What it is
Hexa is a seriously cool robot spider from Vincross, who are based in China and the USA. Well, more exactly it is a hexapod, having six, rather than a standard spider’s eight legs, arranged around a central head and body. It arrived towards the end of last year, having been the subject of a Kickstarter project that I was pleased to support. Even with the Kickstarter discount it was the most expensive single robot I’ve yet bought for RobotFun.
Before I’d got around to taking the pictures so that I could add it to the web site it unfortunately broke down, a situation which required it to be returned to the repair shop in California. I still don’t know what the problem was, only that it was fixed by having the robot’s entire brain and body replaced! Now, though, it is back and has been wowing many school children at our workshops and earning its keep as a spectacular end to a number of robot parties.
How it works

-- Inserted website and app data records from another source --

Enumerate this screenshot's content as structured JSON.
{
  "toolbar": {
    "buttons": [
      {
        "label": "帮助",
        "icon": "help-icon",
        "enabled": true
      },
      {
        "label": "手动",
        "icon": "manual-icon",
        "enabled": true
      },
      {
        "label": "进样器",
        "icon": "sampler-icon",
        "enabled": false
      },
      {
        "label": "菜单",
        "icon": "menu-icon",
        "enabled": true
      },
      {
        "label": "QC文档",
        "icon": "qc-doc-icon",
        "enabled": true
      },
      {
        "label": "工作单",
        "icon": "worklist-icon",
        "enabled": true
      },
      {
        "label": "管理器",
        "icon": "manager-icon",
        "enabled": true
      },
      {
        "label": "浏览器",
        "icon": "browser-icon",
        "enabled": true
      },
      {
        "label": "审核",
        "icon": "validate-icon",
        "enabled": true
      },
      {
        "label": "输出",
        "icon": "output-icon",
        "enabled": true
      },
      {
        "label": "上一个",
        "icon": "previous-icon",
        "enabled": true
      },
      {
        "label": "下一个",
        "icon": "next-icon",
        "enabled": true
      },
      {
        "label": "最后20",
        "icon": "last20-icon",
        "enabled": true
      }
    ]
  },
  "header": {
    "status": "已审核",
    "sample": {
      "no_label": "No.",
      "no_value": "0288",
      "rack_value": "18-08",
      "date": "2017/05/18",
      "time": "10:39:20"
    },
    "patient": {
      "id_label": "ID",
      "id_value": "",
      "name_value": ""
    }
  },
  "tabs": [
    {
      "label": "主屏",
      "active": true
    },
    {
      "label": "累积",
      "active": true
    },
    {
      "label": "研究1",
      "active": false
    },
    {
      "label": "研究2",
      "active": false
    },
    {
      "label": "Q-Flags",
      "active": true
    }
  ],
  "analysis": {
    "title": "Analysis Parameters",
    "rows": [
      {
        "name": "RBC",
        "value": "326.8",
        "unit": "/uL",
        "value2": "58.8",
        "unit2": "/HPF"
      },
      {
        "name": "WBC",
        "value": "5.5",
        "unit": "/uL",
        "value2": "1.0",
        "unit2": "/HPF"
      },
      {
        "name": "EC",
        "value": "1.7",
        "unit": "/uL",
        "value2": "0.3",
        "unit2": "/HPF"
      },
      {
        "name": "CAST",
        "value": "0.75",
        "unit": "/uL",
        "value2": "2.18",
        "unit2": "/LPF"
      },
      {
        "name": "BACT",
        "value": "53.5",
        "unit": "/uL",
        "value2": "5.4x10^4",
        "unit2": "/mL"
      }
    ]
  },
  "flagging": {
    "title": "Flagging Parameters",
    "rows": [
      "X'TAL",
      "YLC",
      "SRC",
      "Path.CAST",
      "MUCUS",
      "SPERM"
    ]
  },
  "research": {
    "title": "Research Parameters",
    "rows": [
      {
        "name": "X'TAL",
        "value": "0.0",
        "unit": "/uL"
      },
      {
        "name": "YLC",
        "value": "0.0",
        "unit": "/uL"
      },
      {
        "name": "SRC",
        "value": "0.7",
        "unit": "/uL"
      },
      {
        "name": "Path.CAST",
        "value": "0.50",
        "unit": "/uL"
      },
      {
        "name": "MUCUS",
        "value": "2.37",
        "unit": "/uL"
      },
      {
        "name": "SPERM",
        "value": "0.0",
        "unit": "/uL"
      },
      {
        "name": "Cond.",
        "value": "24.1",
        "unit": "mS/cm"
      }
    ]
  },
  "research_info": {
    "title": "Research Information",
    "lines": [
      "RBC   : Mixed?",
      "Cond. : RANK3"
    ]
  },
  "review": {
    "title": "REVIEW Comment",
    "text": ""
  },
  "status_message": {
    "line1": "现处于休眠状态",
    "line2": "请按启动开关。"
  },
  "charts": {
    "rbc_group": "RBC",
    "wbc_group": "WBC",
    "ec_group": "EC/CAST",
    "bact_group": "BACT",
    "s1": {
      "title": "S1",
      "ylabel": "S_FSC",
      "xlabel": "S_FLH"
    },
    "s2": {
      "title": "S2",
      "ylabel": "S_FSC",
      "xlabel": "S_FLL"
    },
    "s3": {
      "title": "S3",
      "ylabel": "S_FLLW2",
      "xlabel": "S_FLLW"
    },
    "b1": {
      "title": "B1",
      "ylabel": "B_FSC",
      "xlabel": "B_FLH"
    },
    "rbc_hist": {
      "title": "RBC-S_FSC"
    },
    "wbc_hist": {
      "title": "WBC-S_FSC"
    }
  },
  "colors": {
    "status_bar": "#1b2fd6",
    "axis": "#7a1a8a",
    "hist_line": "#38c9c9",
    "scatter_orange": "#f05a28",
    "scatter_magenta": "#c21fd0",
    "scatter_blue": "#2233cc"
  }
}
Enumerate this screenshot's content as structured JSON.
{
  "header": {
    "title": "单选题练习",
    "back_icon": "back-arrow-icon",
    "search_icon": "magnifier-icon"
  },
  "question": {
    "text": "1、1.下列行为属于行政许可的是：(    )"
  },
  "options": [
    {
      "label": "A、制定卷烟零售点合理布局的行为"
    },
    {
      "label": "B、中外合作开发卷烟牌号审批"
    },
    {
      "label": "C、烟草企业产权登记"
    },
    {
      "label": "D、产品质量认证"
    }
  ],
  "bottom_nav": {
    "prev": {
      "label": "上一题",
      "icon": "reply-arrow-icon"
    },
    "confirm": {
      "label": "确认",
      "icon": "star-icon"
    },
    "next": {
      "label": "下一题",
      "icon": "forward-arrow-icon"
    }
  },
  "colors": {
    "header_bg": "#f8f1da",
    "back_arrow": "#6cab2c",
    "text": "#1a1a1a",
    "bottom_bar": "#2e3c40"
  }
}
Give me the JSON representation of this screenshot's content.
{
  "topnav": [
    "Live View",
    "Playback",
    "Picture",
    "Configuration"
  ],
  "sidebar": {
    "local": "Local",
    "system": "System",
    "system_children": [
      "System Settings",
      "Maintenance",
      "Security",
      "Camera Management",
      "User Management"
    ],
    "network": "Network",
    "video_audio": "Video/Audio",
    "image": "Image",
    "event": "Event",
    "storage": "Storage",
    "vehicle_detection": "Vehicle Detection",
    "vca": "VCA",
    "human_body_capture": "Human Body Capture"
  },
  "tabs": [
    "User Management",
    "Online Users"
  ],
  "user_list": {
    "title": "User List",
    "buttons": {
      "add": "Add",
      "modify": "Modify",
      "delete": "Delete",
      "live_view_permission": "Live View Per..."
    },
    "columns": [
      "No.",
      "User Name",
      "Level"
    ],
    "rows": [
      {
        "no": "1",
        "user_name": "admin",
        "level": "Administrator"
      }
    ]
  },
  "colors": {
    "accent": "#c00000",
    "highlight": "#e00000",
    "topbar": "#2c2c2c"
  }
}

Hexa has six legs, with toe, knee and hip joints on each. Its head is mounted on a motor that can spin all the way around, and it can walk in any direction. Usefully, it always looks where it is going, which is very handy when you’re driving it using an iPhone. When walking normally, Hexa is about 45 cm across and roughly 12cm tall. It also has a ‘marching’ gait where it stands up a bit higher and strides a bit, and a ‘cave’ gait, where the legs scooch up into two sets of three, making the robot only just a bit wider than its body. In this form, Hexa sort of scuttles forward and backwards. This amazing flexibility of its legs also allow Hexa to climb stairs, as long as they aren’t too tall or steep!
Hexa is able to tell which way up it is, and can also see objects and colours within about 0.5m of its eye. It has a decent quality video and still camera too, and can stream video from the robot via the app to a projector.
Like the Sphero robots, Hexa supports wireless charging, so one could program it to go on patrol returning to its charging pad every once in a while for a quick top-up.
It runs ‘skills’, programmed in an AI language called Golang. Hexa’s standard skill set includes an obstacle avoidance program, where it turns away when it approaches within 0.5m of an obstacle. Hexa is great at ‘bullfighting’, where it reacts to red things that are waved close by. It also has a brilliant dance skill, with over 20 pre-programmed moves that can be selected in sequence by tapping different numbered buttons. If you want to have a go, there’s a free software Hexa simulator that you can use to develop them. This requires a PC or Mac – sadly there isn’t (yet) an iOS app for that.
Hexa is also expandable. Its head can be replaced by a 3D printed part to carry extra sensors and so on. The coolest project that I’ve come across so far is a mobile plant nursery. To do this, its head is replaced by one that can carry a small flowerpot, and a moisture sensor is connected to the expansion port situated under the head shell. This allows Hexa to carry the plant to where there is the right amount of moisture in the air for the plant!